If you want to remember easily, you can think of was/were as the past tense form of the auxiliary verbs am, is and are. Generally, “was is used for singular objects and “were” is used for plural objects. So, you will use “was” with I, he, she and it while you will use “were” with you, we and they.
Is if it were grammatically correct?
Closer look: Statements contrary to fact, especially those that begin with “if,” call for a special form of the verb known as the SUBJUNCTIVE. … (Were is the correct choice even though the main verb is in the past tense.
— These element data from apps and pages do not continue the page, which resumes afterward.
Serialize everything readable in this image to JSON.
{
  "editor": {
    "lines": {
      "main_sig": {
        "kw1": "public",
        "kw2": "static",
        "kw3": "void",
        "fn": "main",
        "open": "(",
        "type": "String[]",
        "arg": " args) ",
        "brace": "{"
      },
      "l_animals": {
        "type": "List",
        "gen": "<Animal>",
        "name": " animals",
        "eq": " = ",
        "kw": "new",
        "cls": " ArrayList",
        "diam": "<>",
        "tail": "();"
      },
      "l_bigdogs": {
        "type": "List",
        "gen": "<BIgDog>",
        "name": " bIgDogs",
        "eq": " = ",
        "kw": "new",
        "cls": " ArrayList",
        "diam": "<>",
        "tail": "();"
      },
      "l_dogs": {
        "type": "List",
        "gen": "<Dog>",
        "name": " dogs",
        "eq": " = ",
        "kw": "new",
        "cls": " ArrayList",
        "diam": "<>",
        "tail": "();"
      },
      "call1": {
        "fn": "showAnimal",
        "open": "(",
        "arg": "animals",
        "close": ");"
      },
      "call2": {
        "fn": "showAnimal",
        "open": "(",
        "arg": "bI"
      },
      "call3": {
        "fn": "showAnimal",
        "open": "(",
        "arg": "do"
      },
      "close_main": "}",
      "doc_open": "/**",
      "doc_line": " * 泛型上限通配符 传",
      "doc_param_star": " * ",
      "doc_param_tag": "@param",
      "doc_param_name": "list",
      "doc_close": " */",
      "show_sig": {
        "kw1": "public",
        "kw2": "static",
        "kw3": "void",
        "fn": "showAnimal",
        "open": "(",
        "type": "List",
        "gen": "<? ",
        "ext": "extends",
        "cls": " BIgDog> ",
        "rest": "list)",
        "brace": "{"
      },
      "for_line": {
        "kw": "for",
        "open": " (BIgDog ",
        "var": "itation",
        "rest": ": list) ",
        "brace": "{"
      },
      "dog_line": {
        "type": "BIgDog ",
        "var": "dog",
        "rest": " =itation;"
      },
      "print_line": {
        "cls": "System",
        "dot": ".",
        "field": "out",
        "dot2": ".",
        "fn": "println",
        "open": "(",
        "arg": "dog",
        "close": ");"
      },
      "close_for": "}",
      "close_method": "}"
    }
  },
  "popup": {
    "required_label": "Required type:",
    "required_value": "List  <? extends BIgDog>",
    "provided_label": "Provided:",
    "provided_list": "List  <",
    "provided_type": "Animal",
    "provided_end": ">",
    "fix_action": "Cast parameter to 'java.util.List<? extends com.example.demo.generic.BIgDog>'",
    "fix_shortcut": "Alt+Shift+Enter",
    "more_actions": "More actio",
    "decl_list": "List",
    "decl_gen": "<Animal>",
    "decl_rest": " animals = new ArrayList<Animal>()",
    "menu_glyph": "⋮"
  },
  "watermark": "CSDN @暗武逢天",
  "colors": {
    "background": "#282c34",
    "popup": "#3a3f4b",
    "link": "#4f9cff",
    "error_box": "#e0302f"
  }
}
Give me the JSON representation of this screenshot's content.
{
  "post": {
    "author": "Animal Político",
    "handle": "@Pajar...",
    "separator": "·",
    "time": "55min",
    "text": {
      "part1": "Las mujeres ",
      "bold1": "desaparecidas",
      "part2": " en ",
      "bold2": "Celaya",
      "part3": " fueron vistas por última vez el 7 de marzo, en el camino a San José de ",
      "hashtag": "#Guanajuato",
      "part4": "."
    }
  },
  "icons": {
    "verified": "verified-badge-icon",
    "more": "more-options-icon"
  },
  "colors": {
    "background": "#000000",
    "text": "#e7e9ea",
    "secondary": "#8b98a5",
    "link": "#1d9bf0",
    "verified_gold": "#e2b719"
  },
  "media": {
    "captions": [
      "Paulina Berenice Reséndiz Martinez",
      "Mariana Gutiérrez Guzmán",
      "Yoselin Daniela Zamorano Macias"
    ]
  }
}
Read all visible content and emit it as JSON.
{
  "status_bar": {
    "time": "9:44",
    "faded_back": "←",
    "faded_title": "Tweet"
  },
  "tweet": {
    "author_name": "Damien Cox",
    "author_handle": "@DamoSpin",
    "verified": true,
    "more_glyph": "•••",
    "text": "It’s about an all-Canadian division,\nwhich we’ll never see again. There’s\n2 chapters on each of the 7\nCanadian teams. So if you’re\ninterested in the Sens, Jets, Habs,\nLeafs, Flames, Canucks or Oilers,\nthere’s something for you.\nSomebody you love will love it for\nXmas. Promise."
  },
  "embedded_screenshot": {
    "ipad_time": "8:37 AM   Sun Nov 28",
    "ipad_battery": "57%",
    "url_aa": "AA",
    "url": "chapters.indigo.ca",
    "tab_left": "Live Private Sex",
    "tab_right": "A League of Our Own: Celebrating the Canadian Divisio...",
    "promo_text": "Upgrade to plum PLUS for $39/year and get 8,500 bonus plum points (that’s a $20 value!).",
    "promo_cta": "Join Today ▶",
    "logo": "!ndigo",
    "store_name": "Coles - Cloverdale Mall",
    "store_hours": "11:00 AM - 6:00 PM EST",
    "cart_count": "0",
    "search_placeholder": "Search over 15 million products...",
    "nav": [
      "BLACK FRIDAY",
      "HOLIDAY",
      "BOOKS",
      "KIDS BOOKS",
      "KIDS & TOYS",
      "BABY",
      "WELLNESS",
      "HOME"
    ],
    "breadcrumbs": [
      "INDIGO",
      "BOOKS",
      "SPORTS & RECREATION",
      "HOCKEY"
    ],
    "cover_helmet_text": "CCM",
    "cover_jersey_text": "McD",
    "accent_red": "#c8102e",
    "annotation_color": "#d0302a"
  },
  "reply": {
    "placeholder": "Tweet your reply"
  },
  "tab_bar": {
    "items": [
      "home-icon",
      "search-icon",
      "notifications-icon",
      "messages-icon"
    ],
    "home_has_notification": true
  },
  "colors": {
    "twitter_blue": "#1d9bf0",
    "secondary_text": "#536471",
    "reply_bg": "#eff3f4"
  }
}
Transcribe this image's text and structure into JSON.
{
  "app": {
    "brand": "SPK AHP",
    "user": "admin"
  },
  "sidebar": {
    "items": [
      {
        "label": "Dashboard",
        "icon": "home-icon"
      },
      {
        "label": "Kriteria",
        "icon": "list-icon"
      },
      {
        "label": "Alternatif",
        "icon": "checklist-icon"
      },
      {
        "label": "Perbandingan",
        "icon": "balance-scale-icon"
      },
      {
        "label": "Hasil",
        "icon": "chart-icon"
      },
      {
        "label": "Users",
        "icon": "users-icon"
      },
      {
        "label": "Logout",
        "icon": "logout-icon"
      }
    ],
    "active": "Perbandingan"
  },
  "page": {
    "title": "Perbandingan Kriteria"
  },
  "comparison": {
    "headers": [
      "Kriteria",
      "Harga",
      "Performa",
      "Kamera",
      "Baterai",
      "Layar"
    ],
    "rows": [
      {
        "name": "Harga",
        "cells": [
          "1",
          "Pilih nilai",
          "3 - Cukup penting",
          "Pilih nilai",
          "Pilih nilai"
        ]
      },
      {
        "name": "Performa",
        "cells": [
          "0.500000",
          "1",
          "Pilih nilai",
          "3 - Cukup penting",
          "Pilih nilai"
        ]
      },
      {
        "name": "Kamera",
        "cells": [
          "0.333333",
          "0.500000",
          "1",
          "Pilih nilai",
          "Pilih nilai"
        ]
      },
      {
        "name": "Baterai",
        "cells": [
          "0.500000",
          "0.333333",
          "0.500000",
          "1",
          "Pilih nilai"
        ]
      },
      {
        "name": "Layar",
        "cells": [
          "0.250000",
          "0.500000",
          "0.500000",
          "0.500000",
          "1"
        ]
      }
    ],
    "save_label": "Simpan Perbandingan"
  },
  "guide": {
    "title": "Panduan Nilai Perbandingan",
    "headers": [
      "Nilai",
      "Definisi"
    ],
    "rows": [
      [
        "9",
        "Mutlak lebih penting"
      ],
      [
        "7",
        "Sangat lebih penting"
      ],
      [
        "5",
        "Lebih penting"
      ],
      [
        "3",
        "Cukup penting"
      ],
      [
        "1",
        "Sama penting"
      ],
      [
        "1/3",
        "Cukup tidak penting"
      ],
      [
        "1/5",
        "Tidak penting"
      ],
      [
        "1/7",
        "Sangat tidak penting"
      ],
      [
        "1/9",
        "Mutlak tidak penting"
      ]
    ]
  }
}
The statement is still contrary to fact.)
Where do we use is am?
Singular, Plural and Is, am, are Usage varies with whether the subject is plural or singular and also, the person of the noun/pronoun. … Am is used with first person singular (I) Is – is used with third person singular (he, she, Ramu, Manisha) Are – is used with third person plural (They, Indians, judges)
How do you use who in a question?
If the preposition is at the end of the question, informal English uses “who” instead of “whom.” (As seen in “Who will I speak with” above.) However, if the question begins with a preposition, you will need to use “whom,” whether the sentence is formal or informal. (As in “With whom will I speak?”)
Is use or used correct?
Used to refers to something familiar or routine, as in “I’m used to getting up early for work,” or to say that something repeatedly happened in the past like “we used to go out more.” Use to typically occurs with did; “did you use to work there?” or “it didn’t use to be like that,” describing something in the past that …
What are the 5 question words?
According to the principle of the Five Ws, a report can only be considered complete if it answers these questions starting with an interrogative word:Who is it about?What happened?When did it take place?Where did it take place?Why did it happen?
Whose fault or who’s fault?
“Whose fault” is the correct one, although it is still a tiny sentence fragment. “Who’s fault” is a contraction that makes no sense, as it would properly be expanded to “Who is fault”. Even if you try other possible contractions, such as “Who was fault” or “Who has fault”, they are still nonsense.
Who’s son or whose son?
The correct choice is whose. So what is the difference between whose and who’s? The word whose is the possessive form of the pronoun who. It is used in questions to ask who owns something, has something, etc.
Is use plural or singular?
When deciding whether to use is or are, look at whether the noun is plural or singular. If the noun is singular, use is. If it is plural or there is more than one noun, use are. The cat is eating all of his food.
Whose or who’s example?
Who’s is a contraction, meaning it’s two words stuck together. The formula: who + is, or who + has. For example: who’s hungry? Whose is a possessive pronoun.
Can we use are with who?
2 Answers. Who can be either an interrogative pronoun (“Who is that?”) or a relative pronoun (“The man who sells fruit”). Neither interrogative pronouns (question words) nor relative pronouns (which/that/who and variations) are bound to grammatical number by themselves.
Who use or uses?
The plural of the noun use is uses. The plural of the noun usage is usages. In general, if you are talking about the fact that something is used, choose use.